“If you come back to Harrison, I can pick you up at the marina and take you back to your car,” Bob offered.

Then reinforcements arrived.

A woman named Cathy on a walk stopped to see what was going on. She knew bikes, how to change a tire and told me about it. She warned me to make sure the inner tube and tire were properly seated on the rim.

I thought I had it.

Five minutes later, I used the C02 cartridge to fill the inner tube. It worked, but Bob spotted a problem. The tire bead was not set properly and was pushing on the rim, creating a small bulge. It looked like he could explode at any moment.

I let out some air to see if it released enough pressure for me to put it on, but no. Having no other choice, I put the tire back on. It didn’t turn right, because that bulge was clinging to the brake pad. Now what?

Bob knew.

“You will have to release the brake,” he said.

How do I do this?

He pushed a lever and the brake released. The tire could spin smoothly.

I quickly gathered my things and thanked the three of them.

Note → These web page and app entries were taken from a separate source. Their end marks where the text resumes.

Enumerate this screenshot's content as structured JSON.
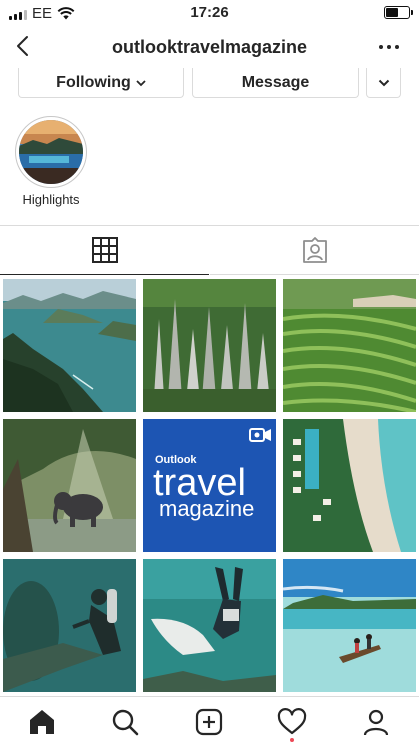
{
  "status_bar": {
    "carrier": "EE",
    "time": "17:26",
    "battery_level": 0.55
  },
  "header": {
    "username": "outlooktravelmagazine"
  },
  "actions": {
    "following_label": "Following",
    "message_label": "Message"
  },
  "highlights": [
    {
      "label": "Highlights"
    }
  ],
  "grid": {
    "posts": [
      {
        "id": "post-bay-islands"
      },
      {
        "id": "post-limestone-pinnacles"
      },
      {
        "id": "post-rice-terraces"
      },
      {
        "id": "post-elephant"
      },
      {
        "id": "post-magazine-logo"
      },
      {
        "id": "post-beach-resort"
      },
      {
        "id": "post-diver"
      },
      {
        "id": "post-manta-freediver"
      },
      {
        "id": "post-lagoon-boat"
      }
    ],
    "magazine": {
      "brand_small": "Outlook",
      "brand_large": "travel",
      "brand_sub": "magazine"
    }
  },
  "colors": {
    "text": "#262626",
    "border": "#dbdbdb",
    "notification": "#ed4956",
    "magazine_blue": "#1d55b3"
  },
  "icons": {
    "tabs": [
      "grid-icon",
      "tagged-icon"
    ],
    "tabbar": [
      "home-icon",
      "search-icon",
      "new-post-icon",
      "activity-heart-icon",
      "profile-icon"
    ]
  }
}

“I would always try to put the tire on,” I said.

Bob and Carrie followed me to Harrison to see if the tire held. It made.

“I should be OK,” I said. “Worst case the tire would puncture and I have to race with my bike behind my car. I’m a racer. It’s something I can do.”

With a wave and another shout of thanks, I walked away. For the first kilometers, slow and careful. Then, confidence growing, I put it all the way in, pedaling furiously, relieved with each passing kilometer.

With 3 miles to go, I relaxed and stopped to take pictures, including one of a moose that didn’t have it. He walked up the embankment to the trail and stared at me. I got the message.

Finally, I got to the car. It was still a beautiful day with a setting sun. I was grateful for the moment and for the people who could have passed me by but didn’t. They stopped to make sure I was okay and got me started.

These are the kind of people who live better.

And maybe it’ll help me learn that I don’t have to worry so much.

Bill Buley is a journalist at The Press.